  7.  Non-partisan primary: California and Washington have instituted non-partisan primaries which have resulted in some districts with two same-party members qualifying for the general election. It stands to reason that when running against a member of your own party in the general election there is an incentive to move to the center to attract independents and adherents of the other party. This is a positive development as compared to the current situation where members unafraid of any competition in the general election appeal to the base while legislating – which contributes to the problem of not reviewing federal programs in the authorizing process and not funding programs in a timely way.

Final thoughts

A proper diagnosis of the ills of the institution gives us a more clear-eyed view of what can and should be accomplished through reform. Congress’s essential failing is simple: it doesn’t do the basics – the appropriations bills that keep the government up and running as efficiently as it can and the re-authorizations that serve to revise and update existing agency authorities and programs. Its failure to fulfill its most basic functions is largely attributable to a more competitive and partisan political climate that rewards obstruction and position-taking. Some steps can be taken – a few possibilities were outlined above – that would serve to adjust at least marginally the incentive structure that contributes to the current dysfunction.

At the end of the day, even when Congress doesn’t do its job, federal policy is made. The president and the executive branch agencies eagerly fill the gap by improvising policy solutions. The courts are asked to step in and adjudicate disputes involving laws that are outdated or unclear. Even the states play a role, bringing suit or improvising as they see fit.

But the fact is that Congress should be at the center of federal policymaking, given that no federal actions can be taken without authority in law and no money can be spent without congressional approval. Its role simply cannot be replaced by these other entities – after all, Congress is the one and only representative institution in our system. Congressional abdication of responsibility has tremendous repercussions.

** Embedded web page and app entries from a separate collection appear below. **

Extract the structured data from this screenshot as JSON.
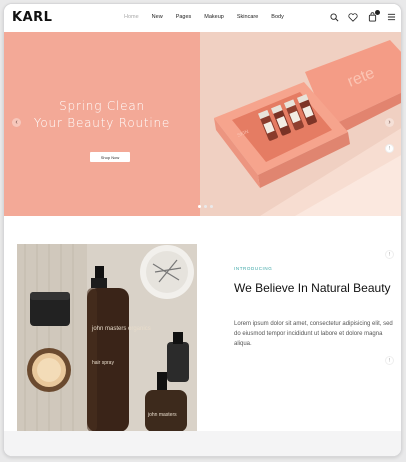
{
  "brand": {
    "logo": "KARL"
  },
  "nav": {
    "items": [
      "Home",
      "New",
      "Pages",
      "Makeup",
      "Skincare",
      "Body"
    ],
    "active": "Home"
  },
  "header_icons": [
    "search-icon",
    "heart-icon",
    "cart-icon",
    "menu-icon"
  ],
  "hero": {
    "title_line1": "Spring Clean",
    "title_line2": "Your Beauty Routine",
    "button_label": "Shop Now",
    "box_label": "rete",
    "slide_count": 3,
    "active_slide": 1,
    "colors": {
      "left_bg": "#f3a997",
      "right_bg": "#f0d0c2",
      "box": "#f29a84"
    }
  },
  "about": {
    "eyebrow": "INTRODUCING",
    "title": "We Believe In Natural Beauty",
    "text": "Lorem ipsum dolor sit amet, consectetur adipisicing elit, sed do eiusmod tempor incididunt ut labore et dolore magna aliqua.",
    "bottle_label_1": "john masters organics",
    "bottle_label_2": "hair spray",
    "bottle_label_3": "john masters"
  }
}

Perhaps political incentive can be established from the fact that the other branches gain as Congress dithers. Certainly the system doesn’t work as well when the source of laws, in a land governed by the rule of law, sits on the sidelines.

 

 

Filed Under:
Topics: Reform Efforts
John Haskell
John Haskell works at the Library of Congress, where he is the Director of the Kluge Center. All views expressed here are his own....